● Items from an interface collection:
____________________

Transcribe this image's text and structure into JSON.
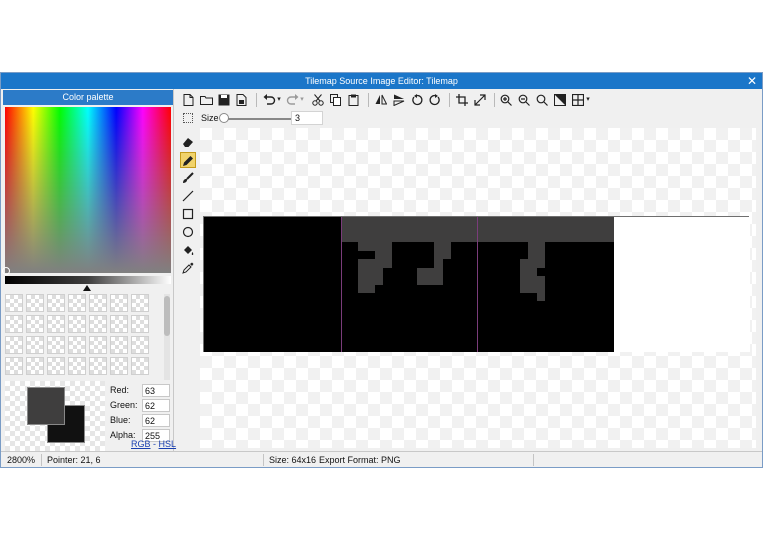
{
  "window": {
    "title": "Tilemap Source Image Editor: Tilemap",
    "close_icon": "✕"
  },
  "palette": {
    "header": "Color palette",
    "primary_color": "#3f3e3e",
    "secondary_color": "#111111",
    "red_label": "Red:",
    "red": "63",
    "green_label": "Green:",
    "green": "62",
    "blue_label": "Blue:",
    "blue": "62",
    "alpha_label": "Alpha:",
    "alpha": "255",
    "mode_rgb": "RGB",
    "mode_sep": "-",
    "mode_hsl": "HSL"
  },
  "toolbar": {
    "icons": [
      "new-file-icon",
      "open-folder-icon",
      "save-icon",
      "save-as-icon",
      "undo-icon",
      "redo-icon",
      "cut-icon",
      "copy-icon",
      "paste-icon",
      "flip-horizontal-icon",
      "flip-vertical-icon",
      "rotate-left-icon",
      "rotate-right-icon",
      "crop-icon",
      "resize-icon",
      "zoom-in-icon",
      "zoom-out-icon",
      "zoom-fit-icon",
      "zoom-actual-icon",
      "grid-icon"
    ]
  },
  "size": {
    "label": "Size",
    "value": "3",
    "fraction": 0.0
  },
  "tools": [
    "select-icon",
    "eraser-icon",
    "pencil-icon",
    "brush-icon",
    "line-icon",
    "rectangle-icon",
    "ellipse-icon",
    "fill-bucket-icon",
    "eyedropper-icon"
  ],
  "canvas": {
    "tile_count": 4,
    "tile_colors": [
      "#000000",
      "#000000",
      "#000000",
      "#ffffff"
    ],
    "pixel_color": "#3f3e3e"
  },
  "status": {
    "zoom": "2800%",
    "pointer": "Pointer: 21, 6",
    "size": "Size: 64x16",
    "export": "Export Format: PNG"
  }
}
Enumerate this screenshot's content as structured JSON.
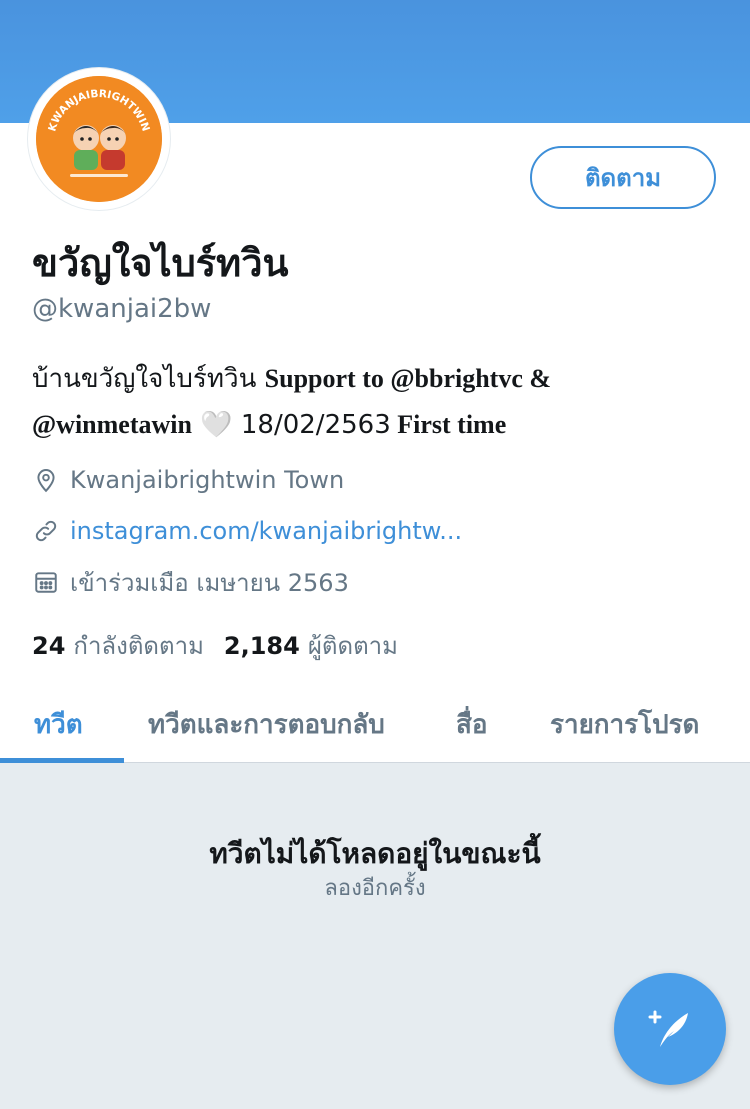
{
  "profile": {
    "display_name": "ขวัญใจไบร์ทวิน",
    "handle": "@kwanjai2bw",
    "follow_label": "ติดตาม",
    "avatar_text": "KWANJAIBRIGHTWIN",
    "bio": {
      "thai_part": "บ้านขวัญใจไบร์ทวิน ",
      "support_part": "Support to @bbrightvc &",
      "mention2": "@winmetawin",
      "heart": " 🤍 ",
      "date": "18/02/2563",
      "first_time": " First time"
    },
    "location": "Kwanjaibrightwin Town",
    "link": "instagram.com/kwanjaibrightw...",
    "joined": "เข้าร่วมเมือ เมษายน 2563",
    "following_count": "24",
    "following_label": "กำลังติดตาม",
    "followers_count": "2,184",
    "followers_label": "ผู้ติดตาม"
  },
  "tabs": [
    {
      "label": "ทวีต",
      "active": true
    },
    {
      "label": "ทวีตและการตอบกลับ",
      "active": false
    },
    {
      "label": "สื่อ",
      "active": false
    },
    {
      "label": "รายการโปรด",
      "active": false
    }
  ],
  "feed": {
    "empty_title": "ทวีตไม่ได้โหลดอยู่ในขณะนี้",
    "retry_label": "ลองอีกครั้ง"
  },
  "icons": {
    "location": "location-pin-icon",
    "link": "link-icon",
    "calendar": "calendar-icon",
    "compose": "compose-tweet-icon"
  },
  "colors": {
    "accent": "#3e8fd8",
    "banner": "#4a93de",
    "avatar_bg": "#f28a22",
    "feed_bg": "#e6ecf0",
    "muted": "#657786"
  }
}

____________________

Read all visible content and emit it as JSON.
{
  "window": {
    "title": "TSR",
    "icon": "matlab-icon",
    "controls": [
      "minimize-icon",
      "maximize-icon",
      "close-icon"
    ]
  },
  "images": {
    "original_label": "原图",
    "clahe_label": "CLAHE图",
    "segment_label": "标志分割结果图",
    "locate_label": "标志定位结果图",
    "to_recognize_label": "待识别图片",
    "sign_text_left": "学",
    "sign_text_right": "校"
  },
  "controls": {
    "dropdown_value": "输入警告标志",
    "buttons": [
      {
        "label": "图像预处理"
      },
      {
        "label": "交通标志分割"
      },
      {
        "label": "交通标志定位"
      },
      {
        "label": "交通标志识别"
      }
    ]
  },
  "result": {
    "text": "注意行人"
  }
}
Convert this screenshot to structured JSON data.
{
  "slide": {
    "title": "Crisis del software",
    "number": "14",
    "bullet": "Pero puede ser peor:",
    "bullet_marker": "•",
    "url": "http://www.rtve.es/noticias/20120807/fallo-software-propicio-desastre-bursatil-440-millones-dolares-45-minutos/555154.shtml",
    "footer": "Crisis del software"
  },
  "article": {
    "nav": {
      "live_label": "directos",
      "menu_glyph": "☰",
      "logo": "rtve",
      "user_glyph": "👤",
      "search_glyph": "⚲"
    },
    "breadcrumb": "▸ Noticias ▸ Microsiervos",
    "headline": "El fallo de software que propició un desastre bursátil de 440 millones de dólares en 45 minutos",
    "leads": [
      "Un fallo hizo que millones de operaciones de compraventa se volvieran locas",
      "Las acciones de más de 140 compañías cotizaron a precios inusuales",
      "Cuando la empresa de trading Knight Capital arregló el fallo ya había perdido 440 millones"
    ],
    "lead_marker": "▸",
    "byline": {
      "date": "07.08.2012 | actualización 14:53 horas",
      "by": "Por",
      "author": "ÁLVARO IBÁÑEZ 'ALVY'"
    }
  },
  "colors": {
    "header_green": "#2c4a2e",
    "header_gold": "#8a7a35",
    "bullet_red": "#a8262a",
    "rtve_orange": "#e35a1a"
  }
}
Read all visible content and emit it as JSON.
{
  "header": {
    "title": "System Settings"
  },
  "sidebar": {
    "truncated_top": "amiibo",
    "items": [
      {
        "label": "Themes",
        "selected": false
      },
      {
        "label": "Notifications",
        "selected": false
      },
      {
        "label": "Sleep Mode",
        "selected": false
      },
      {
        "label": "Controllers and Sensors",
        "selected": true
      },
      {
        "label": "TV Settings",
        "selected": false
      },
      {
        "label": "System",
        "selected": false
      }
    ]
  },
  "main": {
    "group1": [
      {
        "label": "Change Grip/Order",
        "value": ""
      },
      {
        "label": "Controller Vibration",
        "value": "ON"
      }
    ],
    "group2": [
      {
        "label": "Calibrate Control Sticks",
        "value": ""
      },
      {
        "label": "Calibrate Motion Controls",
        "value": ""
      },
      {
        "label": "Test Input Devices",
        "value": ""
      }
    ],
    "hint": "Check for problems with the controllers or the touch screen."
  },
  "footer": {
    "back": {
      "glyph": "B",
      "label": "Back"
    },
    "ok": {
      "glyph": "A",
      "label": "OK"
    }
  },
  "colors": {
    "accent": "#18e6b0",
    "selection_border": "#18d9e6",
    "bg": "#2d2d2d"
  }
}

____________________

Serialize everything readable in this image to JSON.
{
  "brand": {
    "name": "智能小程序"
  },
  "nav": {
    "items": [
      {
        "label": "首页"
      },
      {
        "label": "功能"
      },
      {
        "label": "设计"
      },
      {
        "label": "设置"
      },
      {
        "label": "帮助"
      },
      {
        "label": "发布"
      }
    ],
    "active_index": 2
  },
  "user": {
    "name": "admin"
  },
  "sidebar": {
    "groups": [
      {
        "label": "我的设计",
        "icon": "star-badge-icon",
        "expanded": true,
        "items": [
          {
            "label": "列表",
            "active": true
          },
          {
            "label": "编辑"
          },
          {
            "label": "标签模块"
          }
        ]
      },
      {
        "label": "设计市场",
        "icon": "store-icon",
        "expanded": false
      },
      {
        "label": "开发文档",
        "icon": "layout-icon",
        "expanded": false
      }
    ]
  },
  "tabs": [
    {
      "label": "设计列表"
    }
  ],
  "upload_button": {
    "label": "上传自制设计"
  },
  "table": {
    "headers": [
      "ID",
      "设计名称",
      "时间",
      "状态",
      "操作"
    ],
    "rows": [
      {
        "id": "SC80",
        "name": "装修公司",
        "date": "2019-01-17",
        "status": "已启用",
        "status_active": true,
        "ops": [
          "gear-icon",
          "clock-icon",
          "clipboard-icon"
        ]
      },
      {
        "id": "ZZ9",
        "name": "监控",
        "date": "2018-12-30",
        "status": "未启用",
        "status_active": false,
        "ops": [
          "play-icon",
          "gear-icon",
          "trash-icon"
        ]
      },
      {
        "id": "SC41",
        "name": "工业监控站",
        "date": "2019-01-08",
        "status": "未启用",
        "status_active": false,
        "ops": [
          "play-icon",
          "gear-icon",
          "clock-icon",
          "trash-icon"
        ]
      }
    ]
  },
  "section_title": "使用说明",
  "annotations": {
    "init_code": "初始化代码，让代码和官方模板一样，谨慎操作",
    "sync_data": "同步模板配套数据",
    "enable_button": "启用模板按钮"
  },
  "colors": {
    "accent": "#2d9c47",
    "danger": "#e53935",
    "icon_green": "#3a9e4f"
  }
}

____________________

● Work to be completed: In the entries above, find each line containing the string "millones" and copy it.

● Task solution:
    "url": "http://www.rtve.es/noticias/20120807/fallo-software-propicio-desastre-bursatil-440-millones-dolares-45-minutos/555154.shtml",
    "headline": "El fallo de software que propició un desastre bursátil de 440 millones de dólares en 45 minutos",
      "Un fallo hizo que millones de operaciones de compraventa se volvieran locas",
      "Cuando la empresa de trading Knight Capital arregló el fallo ya había perdido 440 millones"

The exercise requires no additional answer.